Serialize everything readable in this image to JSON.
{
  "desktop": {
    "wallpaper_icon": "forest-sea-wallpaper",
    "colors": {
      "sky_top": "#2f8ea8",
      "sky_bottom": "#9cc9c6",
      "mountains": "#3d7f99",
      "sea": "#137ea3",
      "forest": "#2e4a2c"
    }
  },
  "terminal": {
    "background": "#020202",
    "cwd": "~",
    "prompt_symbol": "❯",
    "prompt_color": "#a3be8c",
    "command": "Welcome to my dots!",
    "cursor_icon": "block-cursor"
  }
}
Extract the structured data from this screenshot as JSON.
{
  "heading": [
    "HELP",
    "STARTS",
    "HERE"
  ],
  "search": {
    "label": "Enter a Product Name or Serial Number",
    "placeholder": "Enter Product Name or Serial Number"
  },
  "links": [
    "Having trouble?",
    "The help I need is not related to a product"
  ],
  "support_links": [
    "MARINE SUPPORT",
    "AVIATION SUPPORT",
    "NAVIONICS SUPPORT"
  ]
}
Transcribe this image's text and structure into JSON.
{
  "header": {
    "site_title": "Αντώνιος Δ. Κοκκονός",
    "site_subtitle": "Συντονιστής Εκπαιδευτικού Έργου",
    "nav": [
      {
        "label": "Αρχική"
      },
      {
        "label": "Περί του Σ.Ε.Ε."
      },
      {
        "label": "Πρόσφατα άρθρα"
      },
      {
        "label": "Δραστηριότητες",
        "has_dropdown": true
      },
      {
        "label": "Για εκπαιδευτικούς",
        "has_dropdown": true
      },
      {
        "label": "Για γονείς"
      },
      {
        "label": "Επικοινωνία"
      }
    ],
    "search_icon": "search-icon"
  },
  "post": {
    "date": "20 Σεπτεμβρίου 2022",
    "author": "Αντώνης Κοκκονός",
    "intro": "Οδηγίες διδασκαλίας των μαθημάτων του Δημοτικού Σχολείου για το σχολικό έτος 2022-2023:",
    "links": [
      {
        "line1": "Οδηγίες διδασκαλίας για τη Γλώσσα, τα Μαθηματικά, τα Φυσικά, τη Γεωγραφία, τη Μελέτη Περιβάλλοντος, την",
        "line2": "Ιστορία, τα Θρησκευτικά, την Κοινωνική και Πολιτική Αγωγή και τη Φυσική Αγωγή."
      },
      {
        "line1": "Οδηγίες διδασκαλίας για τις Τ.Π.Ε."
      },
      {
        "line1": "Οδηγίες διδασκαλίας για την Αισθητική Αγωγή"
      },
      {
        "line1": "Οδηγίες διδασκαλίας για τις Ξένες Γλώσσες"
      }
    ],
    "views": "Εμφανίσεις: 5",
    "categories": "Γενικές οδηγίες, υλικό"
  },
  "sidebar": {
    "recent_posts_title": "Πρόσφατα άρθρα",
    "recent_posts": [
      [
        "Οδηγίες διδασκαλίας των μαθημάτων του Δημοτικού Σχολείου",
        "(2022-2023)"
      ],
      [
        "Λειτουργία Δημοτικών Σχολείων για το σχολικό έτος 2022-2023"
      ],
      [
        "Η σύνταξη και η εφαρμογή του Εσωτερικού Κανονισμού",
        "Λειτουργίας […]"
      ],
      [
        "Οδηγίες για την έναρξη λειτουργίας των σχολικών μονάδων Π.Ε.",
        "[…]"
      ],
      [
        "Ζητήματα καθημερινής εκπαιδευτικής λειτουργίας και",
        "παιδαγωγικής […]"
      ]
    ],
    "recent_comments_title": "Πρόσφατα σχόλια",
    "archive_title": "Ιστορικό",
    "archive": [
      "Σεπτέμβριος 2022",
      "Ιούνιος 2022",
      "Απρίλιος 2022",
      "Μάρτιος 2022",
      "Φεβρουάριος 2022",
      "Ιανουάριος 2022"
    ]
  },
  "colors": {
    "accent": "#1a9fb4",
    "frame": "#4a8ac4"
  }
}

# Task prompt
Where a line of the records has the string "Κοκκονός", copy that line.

# Problem solution
    "site_title": "Αντώνιος Δ. Κοκκονός",
    "author": "Αντώνης Κοκκονός",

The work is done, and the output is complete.